* _Problem details_
The required result is a copy of each line below in which "title" appears.

* _Dataset extract_
######
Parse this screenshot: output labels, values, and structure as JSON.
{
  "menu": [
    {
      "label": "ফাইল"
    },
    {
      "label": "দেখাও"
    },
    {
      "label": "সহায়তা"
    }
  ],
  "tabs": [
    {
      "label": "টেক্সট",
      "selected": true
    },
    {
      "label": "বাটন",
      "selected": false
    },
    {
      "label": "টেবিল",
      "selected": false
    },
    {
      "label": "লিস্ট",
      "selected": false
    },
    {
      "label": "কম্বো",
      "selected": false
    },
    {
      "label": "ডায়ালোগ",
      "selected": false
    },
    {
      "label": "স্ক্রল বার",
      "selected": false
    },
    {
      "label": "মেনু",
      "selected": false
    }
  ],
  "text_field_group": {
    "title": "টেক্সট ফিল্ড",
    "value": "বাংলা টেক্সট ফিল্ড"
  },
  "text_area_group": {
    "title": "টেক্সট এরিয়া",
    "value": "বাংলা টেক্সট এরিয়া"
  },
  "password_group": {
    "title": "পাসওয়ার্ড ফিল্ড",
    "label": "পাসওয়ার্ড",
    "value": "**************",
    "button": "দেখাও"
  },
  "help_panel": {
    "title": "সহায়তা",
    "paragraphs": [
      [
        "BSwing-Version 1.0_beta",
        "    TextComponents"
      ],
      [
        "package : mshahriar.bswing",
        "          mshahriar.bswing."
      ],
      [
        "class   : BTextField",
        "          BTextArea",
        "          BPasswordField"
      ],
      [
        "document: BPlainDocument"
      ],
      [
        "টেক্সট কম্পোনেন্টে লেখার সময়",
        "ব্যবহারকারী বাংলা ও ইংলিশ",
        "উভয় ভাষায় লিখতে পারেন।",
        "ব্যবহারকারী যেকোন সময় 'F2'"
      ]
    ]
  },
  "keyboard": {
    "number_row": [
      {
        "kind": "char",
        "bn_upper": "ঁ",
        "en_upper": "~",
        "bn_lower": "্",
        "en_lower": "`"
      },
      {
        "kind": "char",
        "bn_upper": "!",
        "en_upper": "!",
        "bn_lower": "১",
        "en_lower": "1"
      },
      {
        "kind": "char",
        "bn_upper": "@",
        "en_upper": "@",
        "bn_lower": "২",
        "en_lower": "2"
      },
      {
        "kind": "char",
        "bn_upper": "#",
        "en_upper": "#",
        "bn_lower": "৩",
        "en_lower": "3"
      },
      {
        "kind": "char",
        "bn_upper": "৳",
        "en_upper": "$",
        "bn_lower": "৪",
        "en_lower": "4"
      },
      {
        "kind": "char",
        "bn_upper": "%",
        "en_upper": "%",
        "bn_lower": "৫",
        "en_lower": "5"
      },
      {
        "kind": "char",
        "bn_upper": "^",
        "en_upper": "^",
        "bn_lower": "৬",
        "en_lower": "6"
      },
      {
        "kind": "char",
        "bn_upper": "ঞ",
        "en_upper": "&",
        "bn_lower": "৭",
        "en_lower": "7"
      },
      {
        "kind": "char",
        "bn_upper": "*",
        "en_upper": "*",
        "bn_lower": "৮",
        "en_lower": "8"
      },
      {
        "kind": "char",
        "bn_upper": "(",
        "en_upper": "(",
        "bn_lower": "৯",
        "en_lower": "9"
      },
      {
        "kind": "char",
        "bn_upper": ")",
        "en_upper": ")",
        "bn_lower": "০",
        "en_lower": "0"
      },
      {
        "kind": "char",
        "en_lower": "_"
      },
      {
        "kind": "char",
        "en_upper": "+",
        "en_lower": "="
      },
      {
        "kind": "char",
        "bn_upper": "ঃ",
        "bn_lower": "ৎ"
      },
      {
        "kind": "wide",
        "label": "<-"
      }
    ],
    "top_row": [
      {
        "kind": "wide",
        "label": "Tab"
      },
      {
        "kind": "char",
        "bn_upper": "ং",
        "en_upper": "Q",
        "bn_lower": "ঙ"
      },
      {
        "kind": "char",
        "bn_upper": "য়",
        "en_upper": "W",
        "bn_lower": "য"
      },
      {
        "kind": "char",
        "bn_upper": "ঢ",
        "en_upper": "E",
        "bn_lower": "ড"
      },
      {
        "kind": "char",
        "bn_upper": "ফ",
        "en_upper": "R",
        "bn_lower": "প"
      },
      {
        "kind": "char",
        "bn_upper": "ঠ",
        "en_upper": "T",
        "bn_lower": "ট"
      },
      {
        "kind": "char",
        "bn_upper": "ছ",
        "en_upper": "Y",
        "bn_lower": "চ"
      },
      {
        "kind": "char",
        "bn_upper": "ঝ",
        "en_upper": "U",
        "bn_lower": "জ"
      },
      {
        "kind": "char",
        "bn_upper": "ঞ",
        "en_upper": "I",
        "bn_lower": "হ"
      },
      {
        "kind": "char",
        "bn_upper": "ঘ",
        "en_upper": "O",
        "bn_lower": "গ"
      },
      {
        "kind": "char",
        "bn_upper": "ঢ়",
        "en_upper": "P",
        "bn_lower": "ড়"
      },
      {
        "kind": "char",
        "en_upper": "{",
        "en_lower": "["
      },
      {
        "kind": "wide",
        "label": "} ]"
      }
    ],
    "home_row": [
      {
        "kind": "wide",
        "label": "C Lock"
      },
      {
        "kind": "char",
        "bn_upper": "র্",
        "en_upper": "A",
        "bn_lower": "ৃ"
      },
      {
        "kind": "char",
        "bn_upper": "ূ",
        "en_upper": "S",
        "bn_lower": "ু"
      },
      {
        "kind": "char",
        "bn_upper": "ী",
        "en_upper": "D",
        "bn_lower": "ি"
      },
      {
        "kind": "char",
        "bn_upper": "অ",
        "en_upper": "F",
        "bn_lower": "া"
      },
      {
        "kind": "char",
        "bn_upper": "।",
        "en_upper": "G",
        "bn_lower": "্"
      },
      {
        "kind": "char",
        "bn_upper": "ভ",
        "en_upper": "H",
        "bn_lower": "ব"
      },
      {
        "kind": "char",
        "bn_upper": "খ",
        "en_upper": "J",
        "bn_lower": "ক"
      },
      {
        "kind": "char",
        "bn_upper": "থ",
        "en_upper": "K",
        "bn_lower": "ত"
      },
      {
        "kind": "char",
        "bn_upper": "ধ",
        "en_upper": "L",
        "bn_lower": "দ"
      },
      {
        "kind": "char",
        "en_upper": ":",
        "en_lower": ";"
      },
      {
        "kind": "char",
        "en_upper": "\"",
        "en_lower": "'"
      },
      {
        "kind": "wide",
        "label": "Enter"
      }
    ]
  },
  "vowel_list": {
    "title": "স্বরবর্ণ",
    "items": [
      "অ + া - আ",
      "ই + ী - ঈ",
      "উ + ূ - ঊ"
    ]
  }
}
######
* _Task solution_
    "title": "টেক্সট ফিল্ড",
    "title": "টেক্সট এরিয়া",
    "title": "পাসওয়ার্ড ফিল্ড",
    "title": "সহায়তা",
    "title": "স্বরবর্ণ",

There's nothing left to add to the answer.